Chairman, Sovereign Debt Solutions Limited, 2003-present
Friends of Allan H. Meltzer Professor of Economics, Director of the Gailliot Center for Public Policy, Tepper School of Business, Carnegie Mellon University, 2001-present
Adviser, Joint Economic Committee, U.S. Congress, 2001-present
Adviser, House Majority Leader Dick Armey (R-Texas), 2001-2003
Member, Commission on the Role of the Multilateral Development Banks in Emerging Markets, 2001
Senior Adviser to the Chairman, International Financial Institution Advisory Commission ("Meltzer Commission"), 1999-2000
Chairman, Lerrick & Company Incorporated, 1990-99
Partner, Voute Coats Stuart & O'Grady, 1989-90
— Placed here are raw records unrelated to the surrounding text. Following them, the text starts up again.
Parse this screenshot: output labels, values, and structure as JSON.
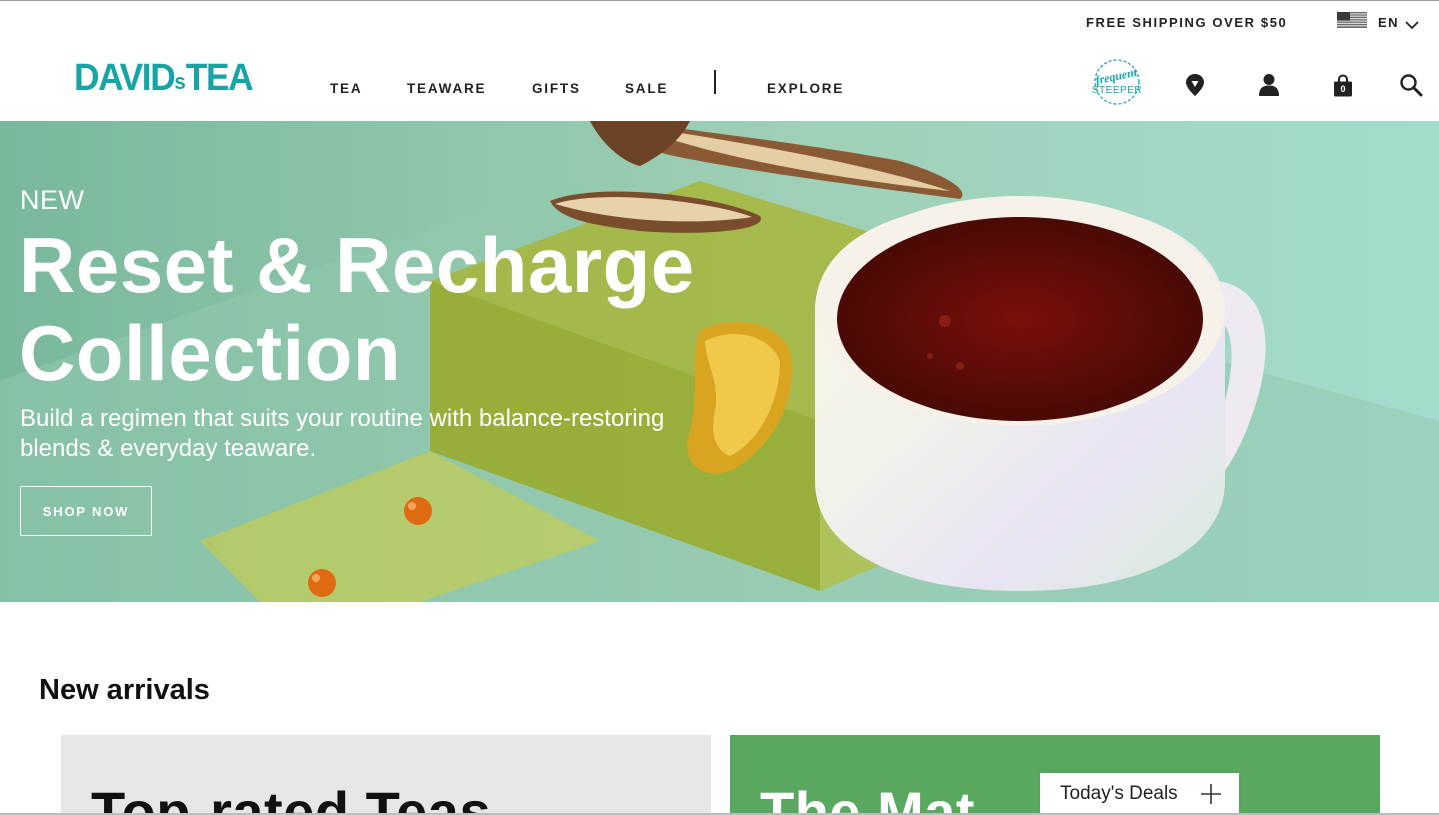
{
  "utility": {
    "shipping_text": "FREE SHIPPING OVER $50",
    "language": "EN",
    "flag_icon": "us-flag-icon",
    "chevron_icon": "chevron-down-icon"
  },
  "header": {
    "logo_main": "DAVIDS",
    "logo_s": "s",
    "logo_tea": "TEA",
    "nav": [
      "TEA",
      "TEAWARE",
      "GIFTS",
      "SALE",
      "EXPLORE"
    ],
    "badge_top": "frequent",
    "badge_bottom": "STEEPER",
    "icons": [
      "store-locator-icon",
      "account-icon",
      "cart-icon",
      "search-icon"
    ],
    "cart_count": "0"
  },
  "hero": {
    "kicker": "NEW",
    "title_line1": "Reset & Recharge",
    "title_line2": "Collection",
    "subtitle_line1": "Build a regimen that suits your routine with balance-restoring",
    "subtitle_line2": "blends & everyday teaware.",
    "cta": "SHOP NOW"
  },
  "new_arrivals": {
    "title": "New arrivals",
    "cards": [
      {
        "title": "Top-rated Teas"
      },
      {
        "title": "The Mat"
      }
    ]
  },
  "deals": {
    "label": "Today's Deals",
    "icon": "plus-icon"
  },
  "colors": {
    "brand": "#16a5a5",
    "text": "#222222",
    "hero_bg": "#9fd3bd",
    "card_green": "#5aa860"
  }
}
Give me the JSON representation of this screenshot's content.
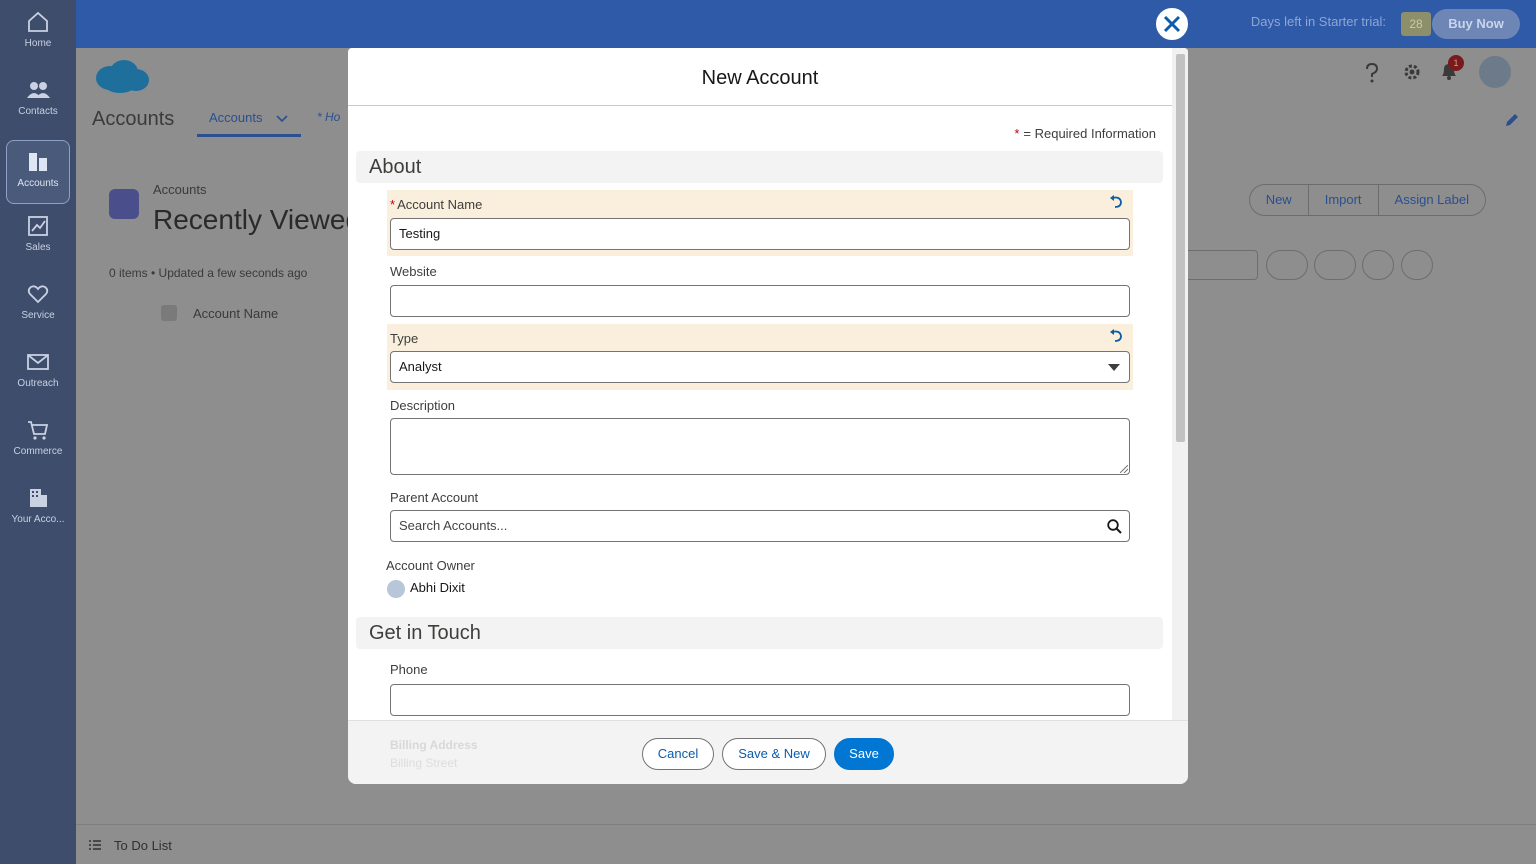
{
  "rail": {
    "items": [
      {
        "label": "Home",
        "icon": "home-icon"
      },
      {
        "label": "Contacts",
        "icon": "contacts-icon"
      },
      {
        "label": "Accounts",
        "icon": "accounts-icon"
      },
      {
        "label": "Sales",
        "icon": "sales-icon"
      },
      {
        "label": "Service",
        "icon": "heart-icon"
      },
      {
        "label": "Outreach",
        "icon": "mail-icon"
      },
      {
        "label": "Commerce",
        "icon": "cart-icon"
      },
      {
        "label": "Your Acco...",
        "icon": "building-icon"
      }
    ],
    "active": "Accounts"
  },
  "topbar": {
    "trial_text": "Days left in Starter trial:",
    "trial_days": "28",
    "buy_label": "Buy Now",
    "notification_count": "1"
  },
  "app": {
    "title": "Accounts",
    "tab_label": "Accounts",
    "tab2_label": "* Ho"
  },
  "list": {
    "breadcrumb": "Accounts",
    "title": "Recently Viewed",
    "meta": "0 items • Updated a few seconds ago",
    "column": "Account Name",
    "actions": [
      "New",
      "Import",
      "Assign Label"
    ]
  },
  "todo": {
    "label": "To Do List"
  },
  "modal": {
    "title": "New Account",
    "required_note": "= Required Information",
    "sections": {
      "about": "About",
      "contact": "Get in Touch"
    },
    "fields": {
      "account_name": {
        "label": "Account Name",
        "value": "Testing"
      },
      "website": {
        "label": "Website",
        "value": ""
      },
      "type": {
        "label": "Type",
        "value": "Analyst"
      },
      "description": {
        "label": "Description",
        "value": ""
      },
      "parent_account": {
        "label": "Parent Account",
        "placeholder": "Search Accounts..."
      },
      "account_owner": {
        "label": "Account Owner",
        "value": "Abhi Dixit"
      },
      "phone": {
        "label": "Phone",
        "value": ""
      }
    },
    "footer_ghost": {
      "heading": "Billing Address",
      "field": "Billing Street"
    },
    "buttons": {
      "cancel": "Cancel",
      "save_new": "Save & New",
      "save": "Save"
    }
  },
  "colors": {
    "brand": "#0176d3",
    "header": "#2e5aa8",
    "rail": "#3e4d6c",
    "highlight": "#faefdc",
    "required": "#ba0517"
  }
}
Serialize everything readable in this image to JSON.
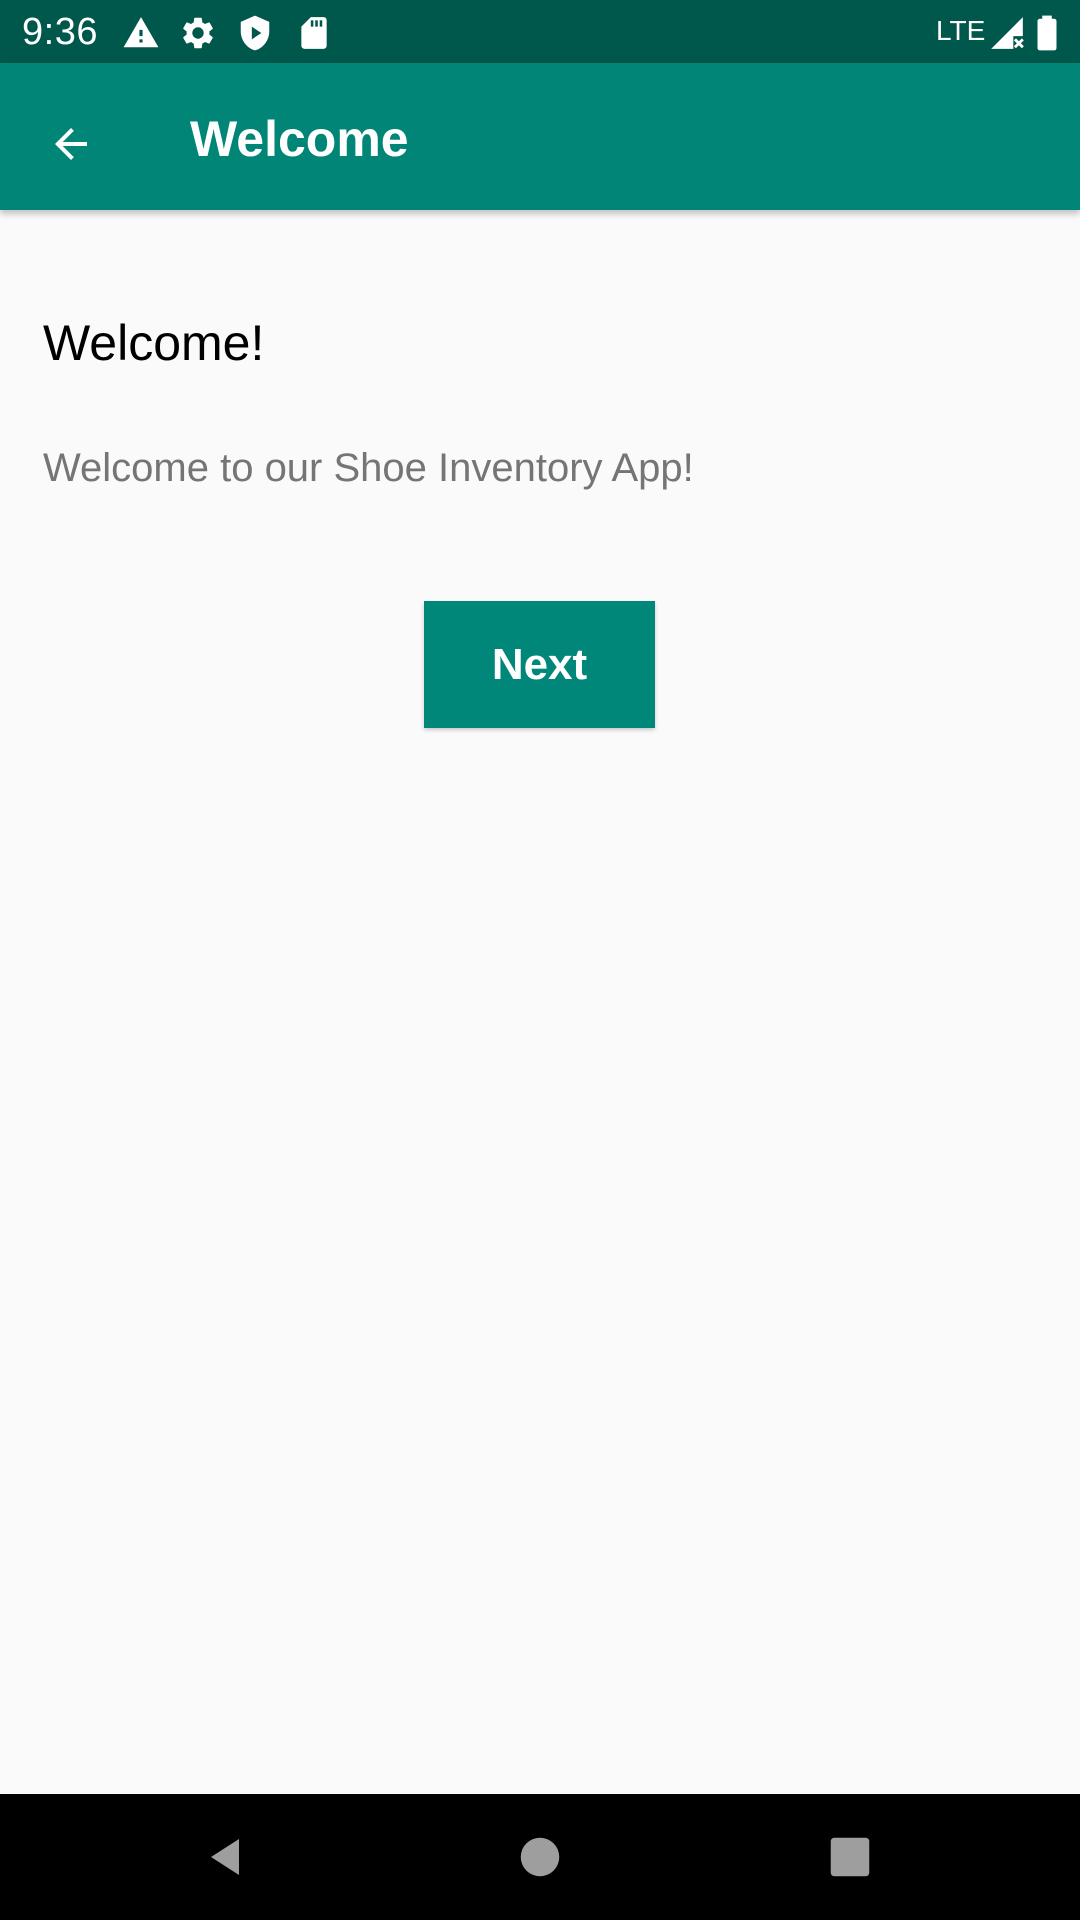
{
  "status_bar": {
    "time": "9:36",
    "network": "LTE",
    "icons": [
      "warning-icon",
      "settings-gear-icon",
      "play-shield-icon",
      "sd-card-icon",
      "signal-icon",
      "battery-icon"
    ]
  },
  "app_bar": {
    "title": "Welcome",
    "back_icon": "arrow-back-icon"
  },
  "content": {
    "heading": "Welcome!",
    "message": "Welcome to our Shoe Inventory App!",
    "next_button_label": "Next"
  },
  "navigation_bar": {
    "buttons": [
      "back-triangle-icon",
      "home-circle-icon",
      "recents-square-icon"
    ]
  },
  "colors": {
    "status_bar": "#00574b",
    "app_bar": "#008577",
    "button": "#00877a",
    "background": "#fafafa",
    "body_text": "#757575"
  }
}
Head of Capital Markets Product Development, Credit Suisse First Boston, 1987-88
Head of Capital Markets International Product Development, Salomon Brothers, 1982-86
Ph.D., economics, Massachusetts Institute of Technology
The European Union's Brussels summit on December 8-9 is its latest, most urgent attempt to calm the bond markets, save the euro, and create firmer mechanisms that promise to ensure long-term fiscal discipline among eurozone nations.
The Euro-Union's scramble to contain a self-inflicted debt crisis provides a cautionary tale of what happens to monetary union when promises are broken, markets are misled, and geopolitical dreams override economic good sense.
Many US municipalities and states are currently facing severe financial pressure. They have huge unfunded pension commitments, and recent forecasts of widespread defaults have resulted in a large sell-off of their bonds. This is not new. Financial history is full of instructive defaults by governments on their debt. Can these past crises teach us about what to do now?